▶ _ACTIVITY_
All lines containing the string "this" must be copied from the entries.

▶ _ENTRIES SHOWN_

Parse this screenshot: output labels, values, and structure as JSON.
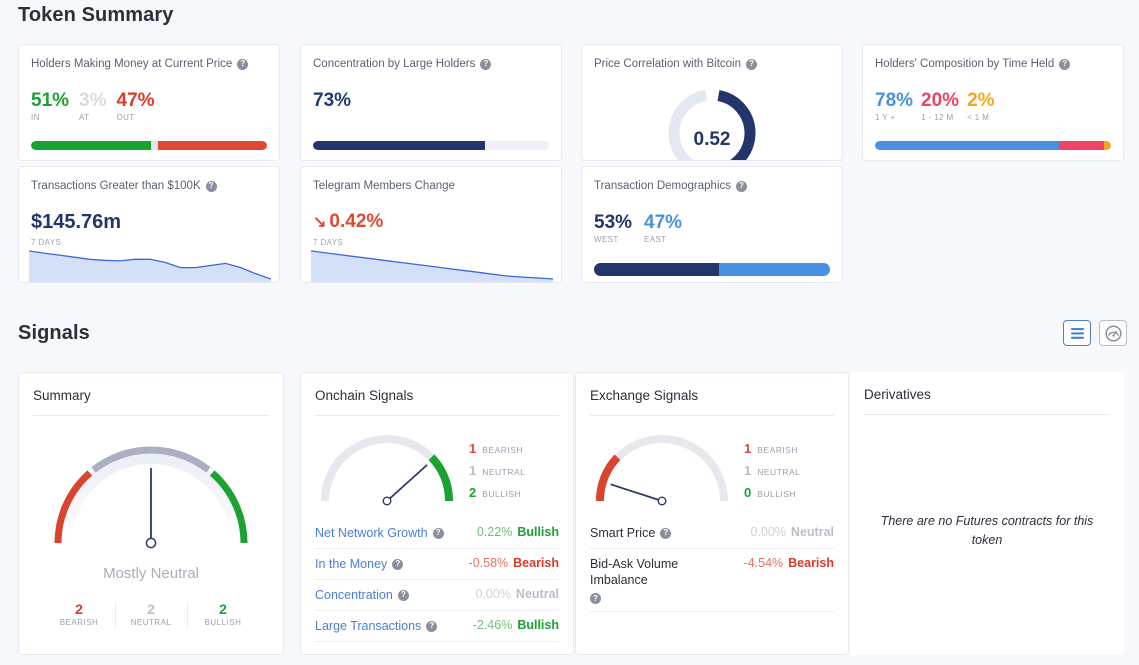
{
  "sections": {
    "token_summary_title": "Token Summary",
    "signals_title": "Signals"
  },
  "help_glyph": "?",
  "view_toggles": {
    "list": {
      "name": "list-view",
      "label": "List view"
    },
    "gauge": {
      "name": "gauge-view",
      "label": "Gauge view"
    }
  },
  "cards": {
    "holders_making_money": {
      "title": "Holders Making Money at Current Price",
      "stats": [
        {
          "value": "51%",
          "label": "IN",
          "color": "#1aa233"
        },
        {
          "value": "3%",
          "label": "AT",
          "color": "#d9dce3"
        },
        {
          "value": "47%",
          "label": "OUT",
          "color": "#d93b28"
        }
      ],
      "bar": [
        {
          "pct": 51,
          "color": "#1aa233"
        },
        {
          "pct": 3,
          "color": "#e2e5ea"
        },
        {
          "pct": 46,
          "color": "#e0492f"
        }
      ]
    },
    "concentration_large_holders": {
      "title": "Concentration by Large Holders",
      "value": "73%",
      "bar": [
        {
          "pct": 73,
          "color": "#23356b"
        },
        {
          "pct": 27,
          "color": "#eef1f7"
        }
      ]
    },
    "price_correlation_bitcoin": {
      "title": "Price Correlation with Bitcoin",
      "value": "0.52",
      "gauge": {
        "fraction": 0.52,
        "color": "#23356b",
        "track": "#e4e8f0"
      }
    },
    "holders_composition": {
      "title": "Holders' Composition by Time Held",
      "stats": [
        {
          "value": "78%",
          "label": "1 Y +",
          "color": "#4a90e2"
        },
        {
          "value": "20%",
          "label": "1 - 12 M",
          "color": "#ef4267"
        },
        {
          "value": "2%",
          "label": "< 1 M",
          "color": "#f5a623"
        }
      ],
      "bar": [
        {
          "pct": 78,
          "color": "#4a90e2"
        },
        {
          "pct": 19,
          "color": "#ef4267"
        },
        {
          "pct": 3,
          "color": "#f5a623"
        }
      ]
    },
    "transactions_over_100k": {
      "title": "Transactions Greater than $100K",
      "value": "$145.76m",
      "period": "7 DAYS",
      "sparkline": [
        62,
        58,
        54,
        50,
        46,
        44,
        43,
        46,
        46,
        40,
        30,
        30,
        34,
        38,
        30,
        18,
        8
      ]
    },
    "telegram_members_change": {
      "title": "Telegram Members Change",
      "value": "0.42%",
      "arrow": "↘",
      "period": "7 DAYS",
      "value_color": "#e0492f",
      "sparkline": [
        62,
        58,
        54,
        50,
        46,
        42,
        38,
        34,
        30,
        26,
        22,
        18,
        14,
        10,
        8,
        6,
        4
      ]
    },
    "transaction_demographics": {
      "title": "Transaction Demographics",
      "stats": [
        {
          "value": "53%",
          "label": "WEST",
          "color": "#23356b"
        },
        {
          "value": "47%",
          "label": "EAST",
          "color": "#4a90e2"
        }
      ],
      "bar": [
        {
          "pct": 53,
          "color": "#23356b"
        },
        {
          "pct": 47,
          "color": "#4a90e2"
        }
      ]
    }
  },
  "signals": {
    "summary": {
      "title": "Summary",
      "caption": "Mostly Neutral",
      "needle_angle_deg": 0,
      "stats": [
        {
          "value": "2",
          "label": "BEARISH",
          "color": "#d93b28"
        },
        {
          "value": "2",
          "label": "NEUTRAL",
          "color": "#b9bec9"
        },
        {
          "value": "2",
          "label": "BULLISH",
          "color": "#1aa233"
        }
      ]
    },
    "onchain": {
      "title": "Onchain Signals",
      "needle_angle_deg": 48,
      "legend": [
        {
          "value": "1",
          "label": "BEARISH",
          "color": "#e0492f"
        },
        {
          "value": "1",
          "label": "NEUTRAL",
          "color": "#b9bec9"
        },
        {
          "value": "2",
          "label": "BULLISH",
          "color": "#1aa233"
        }
      ],
      "arc": {
        "bearish": 0,
        "neutral": 0.5,
        "bullish": 0.5
      },
      "rows": [
        {
          "name": "Net Network Growth",
          "help": true,
          "link": true,
          "pct": "0.22%",
          "verdict": "Bullish",
          "kind": "bull"
        },
        {
          "name": "In the Money",
          "help": true,
          "link": true,
          "pct": "-0.58%",
          "verdict": "Bearish",
          "kind": "bear"
        },
        {
          "name": "Concentration",
          "help": true,
          "link": true,
          "pct": "0.00%",
          "verdict": "Neutral",
          "kind": "neut"
        },
        {
          "name": "Large Transactions",
          "help": true,
          "link": true,
          "pct": "-2.46%",
          "verdict": "Bullish",
          "kind": "bull"
        }
      ]
    },
    "exchange": {
      "title": "Exchange Signals",
      "needle_angle_deg": -72,
      "legend": [
        {
          "value": "1",
          "label": "BEARISH",
          "color": "#e0492f"
        },
        {
          "value": "1",
          "label": "NEUTRAL",
          "color": "#b9bec9"
        },
        {
          "value": "0",
          "label": "BULLISH",
          "color": "#1aa233"
        }
      ],
      "arc": {
        "bearish": 0.5,
        "neutral": 0.5,
        "bullish": 0
      },
      "rows": [
        {
          "name": "Smart Price",
          "help": true,
          "link": false,
          "pct": "0.00%",
          "verdict": "Neutral",
          "kind": "neut"
        },
        {
          "name": "Bid-Ask Volume Imbalance",
          "help": true,
          "link": false,
          "pct": "-4.54%",
          "verdict": "Bearish",
          "kind": "bear"
        }
      ]
    },
    "derivatives": {
      "title": "Derivatives",
      "empty_message": "There are no Futures contracts for this token"
    }
  }
}
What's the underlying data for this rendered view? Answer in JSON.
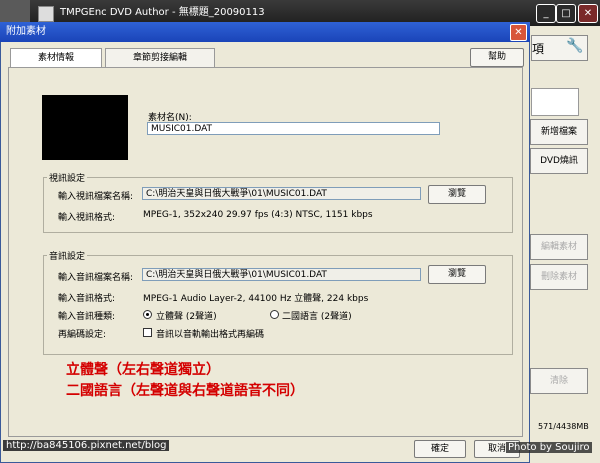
{
  "main_window": {
    "title": "TMPGEnc DVD Author - 無標題_20090113",
    "min_label": "_",
    "max_label": "□",
    "close_label": "✕",
    "right_buttons": [
      "新增檔案",
      "DVD燒訊",
      "編輯素材",
      "刪除素材",
      "清除"
    ],
    "fragment_label": "項",
    "status_text": "571/4438MB"
  },
  "dialog": {
    "title": "附加素材",
    "close_label": "✕",
    "tabs": [
      "素材情報",
      "章節剪接編輯"
    ],
    "help_label": "幫助",
    "name_label": "素材名(N):",
    "name_value": "MUSIC01.DAT",
    "video_group": {
      "legend": "視訊設定",
      "file_label": "輸入視訊檔案名稱:",
      "file_value": "C:\\明治天皇與日俄大戰爭\\01\\MUSIC01.DAT",
      "browse_label": "瀏覽",
      "format_label": "輸入視訊格式:",
      "format_value": "MPEG-1, 352x240 29.97 fps (4:3) NTSC, 1151 kbps"
    },
    "audio_group": {
      "legend": "音訊設定",
      "file_label": "輸入音訊檔案名稱:",
      "file_value": "C:\\明治天皇與日俄大戰爭\\01\\MUSIC01.DAT",
      "browse_label": "瀏覽",
      "format_label": "輸入音訊格式:",
      "format_value": "MPEG-1 Audio Layer-2, 44100 Hz 立體聲, 224 kbps",
      "type_label": "輸入音訊種類:",
      "radio_stereo": "立體聲 (2聲道)",
      "radio_bilingual": "二國語言 (2聲道)",
      "reencode_label": "再編碼設定:",
      "reencode_check": "音訊以音軌輸出格式再編碼"
    },
    "ok_label": "確定",
    "cancel_label": "取消"
  },
  "annotations": {
    "line1": "立體聲（左右聲道獨立）",
    "line2": "二國語言（左聲道與右聲道語音不同）"
  },
  "watermark": {
    "url": "http://ba845106.pixnet.net/blog",
    "credit": "Photo by Soujiro"
  }
}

▶ _RESPONSE_
Parse this screenshot: output labels, values, and structure as JSON.
      "empty_message": "There are no Futures contracts for this token"
What's the underlying data for this rendered view? Answer in JSON.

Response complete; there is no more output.